- Work task: From the records below, copy out each line that has the word "avatar".

- Extracted records:
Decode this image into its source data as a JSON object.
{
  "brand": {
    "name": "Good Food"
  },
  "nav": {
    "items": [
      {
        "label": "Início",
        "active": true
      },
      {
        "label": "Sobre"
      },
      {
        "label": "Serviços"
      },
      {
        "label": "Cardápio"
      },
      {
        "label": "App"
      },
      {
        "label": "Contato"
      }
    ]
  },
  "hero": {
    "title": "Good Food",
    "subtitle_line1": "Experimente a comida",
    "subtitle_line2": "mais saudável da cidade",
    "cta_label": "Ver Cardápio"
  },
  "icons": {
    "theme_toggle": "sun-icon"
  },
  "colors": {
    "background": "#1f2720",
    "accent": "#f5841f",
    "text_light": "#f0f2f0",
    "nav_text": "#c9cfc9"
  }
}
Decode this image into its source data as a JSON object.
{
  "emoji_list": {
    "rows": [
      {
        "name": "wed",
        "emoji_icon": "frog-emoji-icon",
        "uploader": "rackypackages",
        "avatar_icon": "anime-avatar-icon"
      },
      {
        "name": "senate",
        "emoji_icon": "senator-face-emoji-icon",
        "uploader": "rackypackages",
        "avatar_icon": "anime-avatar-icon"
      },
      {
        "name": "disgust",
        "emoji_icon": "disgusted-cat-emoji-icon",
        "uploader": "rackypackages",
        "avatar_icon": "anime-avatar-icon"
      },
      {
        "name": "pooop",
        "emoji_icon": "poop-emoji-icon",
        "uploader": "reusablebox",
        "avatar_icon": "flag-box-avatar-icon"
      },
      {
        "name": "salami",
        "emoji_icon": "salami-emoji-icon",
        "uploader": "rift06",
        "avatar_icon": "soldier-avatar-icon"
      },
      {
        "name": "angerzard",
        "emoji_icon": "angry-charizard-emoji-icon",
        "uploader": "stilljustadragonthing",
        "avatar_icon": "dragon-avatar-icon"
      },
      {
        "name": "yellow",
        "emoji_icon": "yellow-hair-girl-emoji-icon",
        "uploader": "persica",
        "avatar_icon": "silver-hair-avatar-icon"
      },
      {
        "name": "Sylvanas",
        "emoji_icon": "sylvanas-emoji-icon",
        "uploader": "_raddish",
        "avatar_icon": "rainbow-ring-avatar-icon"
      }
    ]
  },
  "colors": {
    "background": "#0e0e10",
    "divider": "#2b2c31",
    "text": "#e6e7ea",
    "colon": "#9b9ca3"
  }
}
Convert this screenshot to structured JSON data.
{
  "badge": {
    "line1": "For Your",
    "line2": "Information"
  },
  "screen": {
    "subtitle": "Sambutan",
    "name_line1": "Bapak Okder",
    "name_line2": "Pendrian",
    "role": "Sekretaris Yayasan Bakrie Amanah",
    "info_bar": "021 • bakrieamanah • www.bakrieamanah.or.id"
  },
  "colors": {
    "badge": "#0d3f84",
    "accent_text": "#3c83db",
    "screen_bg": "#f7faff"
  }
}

- Task response:
        "avatar_icon": "anime-avatar-icon"
        "avatar_icon": "anime-avatar-icon"
        "avatar_icon": "anime-avatar-icon"
        "avatar_icon": "flag-box-avatar-icon"
        "avatar_icon": "soldier-avatar-icon"
        "avatar_icon": "dragon-avatar-icon"
        "avatar_icon": "silver-hair-avatar-icon"
        "avatar_icon": "rainbow-ring-avatar-icon"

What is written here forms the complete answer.